■ Record excerpts:
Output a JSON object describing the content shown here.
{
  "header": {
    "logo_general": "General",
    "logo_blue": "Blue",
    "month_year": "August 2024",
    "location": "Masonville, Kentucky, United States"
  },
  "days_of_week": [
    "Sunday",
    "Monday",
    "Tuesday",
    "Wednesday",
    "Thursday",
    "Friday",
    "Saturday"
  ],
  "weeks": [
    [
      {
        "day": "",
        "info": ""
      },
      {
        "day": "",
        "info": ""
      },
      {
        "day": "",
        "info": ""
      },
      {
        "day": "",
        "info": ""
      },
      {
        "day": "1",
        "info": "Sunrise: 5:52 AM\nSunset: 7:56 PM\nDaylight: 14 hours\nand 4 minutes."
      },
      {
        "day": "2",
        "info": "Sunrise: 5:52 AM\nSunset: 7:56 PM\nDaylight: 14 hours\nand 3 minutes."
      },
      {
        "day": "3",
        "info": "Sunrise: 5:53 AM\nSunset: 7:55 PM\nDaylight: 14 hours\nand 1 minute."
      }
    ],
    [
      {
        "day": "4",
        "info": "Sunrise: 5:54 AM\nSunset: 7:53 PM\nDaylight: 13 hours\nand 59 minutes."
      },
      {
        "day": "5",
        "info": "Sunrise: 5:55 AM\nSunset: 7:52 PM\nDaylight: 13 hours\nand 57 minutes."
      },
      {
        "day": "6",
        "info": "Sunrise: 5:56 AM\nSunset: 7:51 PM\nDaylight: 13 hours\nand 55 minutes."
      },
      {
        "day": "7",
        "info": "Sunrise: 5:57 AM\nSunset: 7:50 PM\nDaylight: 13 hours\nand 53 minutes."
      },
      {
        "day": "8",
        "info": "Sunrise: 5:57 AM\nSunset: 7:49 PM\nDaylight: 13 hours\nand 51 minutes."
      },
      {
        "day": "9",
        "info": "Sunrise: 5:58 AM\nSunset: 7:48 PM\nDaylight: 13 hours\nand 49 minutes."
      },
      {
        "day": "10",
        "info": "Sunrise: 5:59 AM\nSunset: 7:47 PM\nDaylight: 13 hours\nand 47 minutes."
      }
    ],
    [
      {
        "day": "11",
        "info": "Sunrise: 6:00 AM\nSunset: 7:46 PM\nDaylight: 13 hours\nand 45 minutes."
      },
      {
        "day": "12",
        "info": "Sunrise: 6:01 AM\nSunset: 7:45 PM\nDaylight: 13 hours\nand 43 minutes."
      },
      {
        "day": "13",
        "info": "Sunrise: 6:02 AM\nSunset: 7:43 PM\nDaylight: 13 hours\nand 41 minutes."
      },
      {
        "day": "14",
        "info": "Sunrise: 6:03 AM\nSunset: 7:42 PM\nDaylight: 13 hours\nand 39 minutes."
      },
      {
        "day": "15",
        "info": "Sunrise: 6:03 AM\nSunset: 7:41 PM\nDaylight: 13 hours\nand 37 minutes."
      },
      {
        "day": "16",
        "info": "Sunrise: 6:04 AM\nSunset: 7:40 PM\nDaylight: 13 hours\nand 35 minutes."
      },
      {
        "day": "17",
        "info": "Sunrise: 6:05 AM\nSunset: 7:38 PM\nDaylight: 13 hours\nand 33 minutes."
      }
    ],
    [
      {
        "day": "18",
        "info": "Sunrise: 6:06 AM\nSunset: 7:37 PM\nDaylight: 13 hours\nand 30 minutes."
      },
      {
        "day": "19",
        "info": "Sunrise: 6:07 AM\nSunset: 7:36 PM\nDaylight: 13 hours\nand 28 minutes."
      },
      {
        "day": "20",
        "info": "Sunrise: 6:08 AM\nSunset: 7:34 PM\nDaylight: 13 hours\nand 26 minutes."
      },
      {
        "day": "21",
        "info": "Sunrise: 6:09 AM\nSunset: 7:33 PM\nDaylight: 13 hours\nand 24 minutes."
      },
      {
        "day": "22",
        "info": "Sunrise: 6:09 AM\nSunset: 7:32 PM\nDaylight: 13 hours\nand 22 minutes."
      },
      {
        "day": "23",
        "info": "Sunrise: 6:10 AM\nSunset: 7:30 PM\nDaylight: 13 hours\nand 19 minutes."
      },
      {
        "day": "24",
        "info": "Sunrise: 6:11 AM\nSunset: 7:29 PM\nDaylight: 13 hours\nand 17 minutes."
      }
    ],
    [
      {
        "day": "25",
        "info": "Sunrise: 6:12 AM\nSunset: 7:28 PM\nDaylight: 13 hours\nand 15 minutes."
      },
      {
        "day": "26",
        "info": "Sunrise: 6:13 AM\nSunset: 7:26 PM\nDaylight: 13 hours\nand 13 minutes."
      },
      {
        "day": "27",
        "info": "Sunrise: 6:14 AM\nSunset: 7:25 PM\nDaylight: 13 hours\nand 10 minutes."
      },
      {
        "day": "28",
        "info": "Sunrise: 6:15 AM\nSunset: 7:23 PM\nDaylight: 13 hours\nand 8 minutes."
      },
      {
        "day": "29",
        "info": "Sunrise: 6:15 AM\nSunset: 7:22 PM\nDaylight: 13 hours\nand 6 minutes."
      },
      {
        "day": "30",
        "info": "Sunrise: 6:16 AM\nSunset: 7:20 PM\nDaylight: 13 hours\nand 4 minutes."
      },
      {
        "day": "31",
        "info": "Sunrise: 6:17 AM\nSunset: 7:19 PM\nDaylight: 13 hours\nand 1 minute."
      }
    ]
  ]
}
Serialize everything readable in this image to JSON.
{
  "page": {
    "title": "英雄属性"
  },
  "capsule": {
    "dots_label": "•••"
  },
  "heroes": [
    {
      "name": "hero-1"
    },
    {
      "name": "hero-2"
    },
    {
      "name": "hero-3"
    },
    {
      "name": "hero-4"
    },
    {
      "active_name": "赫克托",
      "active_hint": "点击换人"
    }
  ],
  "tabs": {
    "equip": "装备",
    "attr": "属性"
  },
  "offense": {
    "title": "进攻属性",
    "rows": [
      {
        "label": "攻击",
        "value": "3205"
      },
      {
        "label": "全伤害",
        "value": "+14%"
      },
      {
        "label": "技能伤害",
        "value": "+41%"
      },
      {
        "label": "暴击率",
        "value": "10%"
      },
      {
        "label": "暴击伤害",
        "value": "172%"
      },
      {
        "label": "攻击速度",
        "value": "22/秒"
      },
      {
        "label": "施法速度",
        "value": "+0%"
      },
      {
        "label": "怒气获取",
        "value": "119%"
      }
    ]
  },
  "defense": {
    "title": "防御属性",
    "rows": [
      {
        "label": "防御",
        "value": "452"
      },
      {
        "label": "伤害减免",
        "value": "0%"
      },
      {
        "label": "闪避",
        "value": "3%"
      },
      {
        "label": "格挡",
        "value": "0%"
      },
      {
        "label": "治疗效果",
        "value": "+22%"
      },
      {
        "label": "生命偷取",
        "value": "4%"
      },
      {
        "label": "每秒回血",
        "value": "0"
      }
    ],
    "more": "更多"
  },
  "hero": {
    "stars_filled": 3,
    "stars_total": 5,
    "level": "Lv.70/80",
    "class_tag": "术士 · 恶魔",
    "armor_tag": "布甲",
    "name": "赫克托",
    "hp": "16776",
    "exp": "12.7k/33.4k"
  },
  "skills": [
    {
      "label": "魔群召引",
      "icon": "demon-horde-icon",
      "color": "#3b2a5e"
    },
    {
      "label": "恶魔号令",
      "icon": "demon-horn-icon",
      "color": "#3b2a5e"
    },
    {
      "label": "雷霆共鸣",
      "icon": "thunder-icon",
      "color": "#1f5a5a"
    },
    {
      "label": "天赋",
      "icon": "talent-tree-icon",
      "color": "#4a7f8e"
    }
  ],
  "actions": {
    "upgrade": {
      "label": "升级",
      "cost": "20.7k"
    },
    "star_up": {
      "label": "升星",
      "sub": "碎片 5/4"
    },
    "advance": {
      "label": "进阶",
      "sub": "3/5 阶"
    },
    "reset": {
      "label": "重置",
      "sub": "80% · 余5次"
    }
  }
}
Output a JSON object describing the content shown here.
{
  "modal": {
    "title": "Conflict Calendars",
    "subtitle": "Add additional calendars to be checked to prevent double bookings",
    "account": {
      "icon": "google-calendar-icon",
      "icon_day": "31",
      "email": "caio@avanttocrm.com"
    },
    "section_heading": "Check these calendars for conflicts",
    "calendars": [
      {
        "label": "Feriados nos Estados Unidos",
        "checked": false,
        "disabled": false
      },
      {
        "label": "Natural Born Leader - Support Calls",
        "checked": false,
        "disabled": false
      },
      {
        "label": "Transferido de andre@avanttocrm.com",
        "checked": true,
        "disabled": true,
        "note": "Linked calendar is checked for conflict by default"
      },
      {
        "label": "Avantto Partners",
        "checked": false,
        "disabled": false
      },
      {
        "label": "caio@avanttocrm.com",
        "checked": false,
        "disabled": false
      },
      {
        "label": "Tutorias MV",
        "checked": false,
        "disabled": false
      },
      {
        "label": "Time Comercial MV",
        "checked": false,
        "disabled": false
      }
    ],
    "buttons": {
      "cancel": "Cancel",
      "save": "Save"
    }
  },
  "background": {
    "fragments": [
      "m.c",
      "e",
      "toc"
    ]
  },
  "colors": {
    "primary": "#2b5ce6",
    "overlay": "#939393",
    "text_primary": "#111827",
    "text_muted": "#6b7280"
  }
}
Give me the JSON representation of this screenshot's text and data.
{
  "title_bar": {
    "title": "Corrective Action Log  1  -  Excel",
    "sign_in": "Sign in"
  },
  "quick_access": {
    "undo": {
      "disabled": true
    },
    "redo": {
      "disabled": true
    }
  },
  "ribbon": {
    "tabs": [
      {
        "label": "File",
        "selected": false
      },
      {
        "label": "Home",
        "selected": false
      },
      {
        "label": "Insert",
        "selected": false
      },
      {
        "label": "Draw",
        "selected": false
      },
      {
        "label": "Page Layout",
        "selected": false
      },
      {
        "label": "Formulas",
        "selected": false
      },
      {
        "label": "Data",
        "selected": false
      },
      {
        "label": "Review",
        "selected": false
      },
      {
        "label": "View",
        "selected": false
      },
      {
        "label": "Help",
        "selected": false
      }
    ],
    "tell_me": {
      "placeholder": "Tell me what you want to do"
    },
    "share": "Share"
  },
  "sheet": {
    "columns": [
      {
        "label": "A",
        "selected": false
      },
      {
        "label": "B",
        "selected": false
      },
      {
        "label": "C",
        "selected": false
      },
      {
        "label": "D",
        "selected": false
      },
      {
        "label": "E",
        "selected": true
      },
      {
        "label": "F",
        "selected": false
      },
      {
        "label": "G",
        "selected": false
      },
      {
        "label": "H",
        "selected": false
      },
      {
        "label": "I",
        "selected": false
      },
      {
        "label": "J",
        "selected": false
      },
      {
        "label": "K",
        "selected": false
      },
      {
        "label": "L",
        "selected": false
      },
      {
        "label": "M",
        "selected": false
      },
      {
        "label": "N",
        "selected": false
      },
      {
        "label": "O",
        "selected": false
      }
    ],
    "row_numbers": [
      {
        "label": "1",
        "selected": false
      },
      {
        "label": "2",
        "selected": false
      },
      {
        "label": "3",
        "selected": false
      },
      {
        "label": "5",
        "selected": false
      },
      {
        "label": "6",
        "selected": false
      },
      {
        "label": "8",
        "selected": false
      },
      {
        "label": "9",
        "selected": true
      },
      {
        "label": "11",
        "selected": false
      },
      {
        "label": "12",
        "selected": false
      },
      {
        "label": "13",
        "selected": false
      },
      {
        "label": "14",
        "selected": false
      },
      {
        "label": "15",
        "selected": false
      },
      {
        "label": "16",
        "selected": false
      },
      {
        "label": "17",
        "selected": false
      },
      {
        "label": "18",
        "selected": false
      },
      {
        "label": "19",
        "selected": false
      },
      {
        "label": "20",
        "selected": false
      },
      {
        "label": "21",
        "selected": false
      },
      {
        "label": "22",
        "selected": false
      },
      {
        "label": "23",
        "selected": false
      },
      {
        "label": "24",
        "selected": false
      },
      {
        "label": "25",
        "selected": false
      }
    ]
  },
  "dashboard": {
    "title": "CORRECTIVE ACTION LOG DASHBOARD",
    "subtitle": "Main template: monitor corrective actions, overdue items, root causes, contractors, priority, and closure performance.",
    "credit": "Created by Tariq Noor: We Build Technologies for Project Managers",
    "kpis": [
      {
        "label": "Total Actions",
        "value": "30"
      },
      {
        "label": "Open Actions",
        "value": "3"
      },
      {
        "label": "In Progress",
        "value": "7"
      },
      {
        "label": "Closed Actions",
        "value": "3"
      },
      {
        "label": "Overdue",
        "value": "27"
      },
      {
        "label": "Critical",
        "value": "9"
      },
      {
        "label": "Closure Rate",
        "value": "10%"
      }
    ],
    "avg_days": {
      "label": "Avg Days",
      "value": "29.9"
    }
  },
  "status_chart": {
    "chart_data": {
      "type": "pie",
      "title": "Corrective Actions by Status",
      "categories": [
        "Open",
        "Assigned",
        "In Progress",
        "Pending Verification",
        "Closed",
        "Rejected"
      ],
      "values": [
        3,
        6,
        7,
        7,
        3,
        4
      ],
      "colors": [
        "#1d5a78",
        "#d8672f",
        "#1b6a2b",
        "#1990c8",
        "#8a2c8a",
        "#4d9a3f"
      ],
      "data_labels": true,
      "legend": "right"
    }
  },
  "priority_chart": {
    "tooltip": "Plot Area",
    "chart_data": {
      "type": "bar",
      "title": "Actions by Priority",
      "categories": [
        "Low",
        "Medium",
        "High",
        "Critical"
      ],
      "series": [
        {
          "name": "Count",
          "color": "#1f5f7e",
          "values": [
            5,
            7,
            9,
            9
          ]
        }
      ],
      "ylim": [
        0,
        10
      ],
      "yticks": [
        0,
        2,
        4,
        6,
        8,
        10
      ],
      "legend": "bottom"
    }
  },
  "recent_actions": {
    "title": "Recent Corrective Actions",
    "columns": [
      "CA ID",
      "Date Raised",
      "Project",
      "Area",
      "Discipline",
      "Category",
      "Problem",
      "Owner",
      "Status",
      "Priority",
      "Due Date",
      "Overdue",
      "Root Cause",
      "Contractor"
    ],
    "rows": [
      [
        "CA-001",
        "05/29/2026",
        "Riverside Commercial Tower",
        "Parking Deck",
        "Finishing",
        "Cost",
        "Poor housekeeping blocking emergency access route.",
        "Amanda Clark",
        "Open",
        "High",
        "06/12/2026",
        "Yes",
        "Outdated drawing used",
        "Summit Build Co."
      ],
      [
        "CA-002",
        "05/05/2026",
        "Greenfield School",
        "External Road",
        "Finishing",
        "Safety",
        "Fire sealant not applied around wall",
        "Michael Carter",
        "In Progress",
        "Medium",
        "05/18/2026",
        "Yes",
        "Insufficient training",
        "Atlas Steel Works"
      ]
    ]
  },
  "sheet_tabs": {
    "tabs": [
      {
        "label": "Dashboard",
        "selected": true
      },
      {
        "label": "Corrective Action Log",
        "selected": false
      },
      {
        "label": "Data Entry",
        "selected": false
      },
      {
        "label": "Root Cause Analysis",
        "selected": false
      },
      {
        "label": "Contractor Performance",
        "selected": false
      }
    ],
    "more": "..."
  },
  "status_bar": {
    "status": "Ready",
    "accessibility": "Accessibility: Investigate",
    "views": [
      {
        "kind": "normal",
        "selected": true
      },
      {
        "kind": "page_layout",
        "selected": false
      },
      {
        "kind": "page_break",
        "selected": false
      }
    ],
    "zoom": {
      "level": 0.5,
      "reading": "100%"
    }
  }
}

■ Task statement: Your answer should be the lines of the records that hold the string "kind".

■ Output of the task:
        "kind": "normal",
        "kind": "page_layout",
        "kind": "page_break",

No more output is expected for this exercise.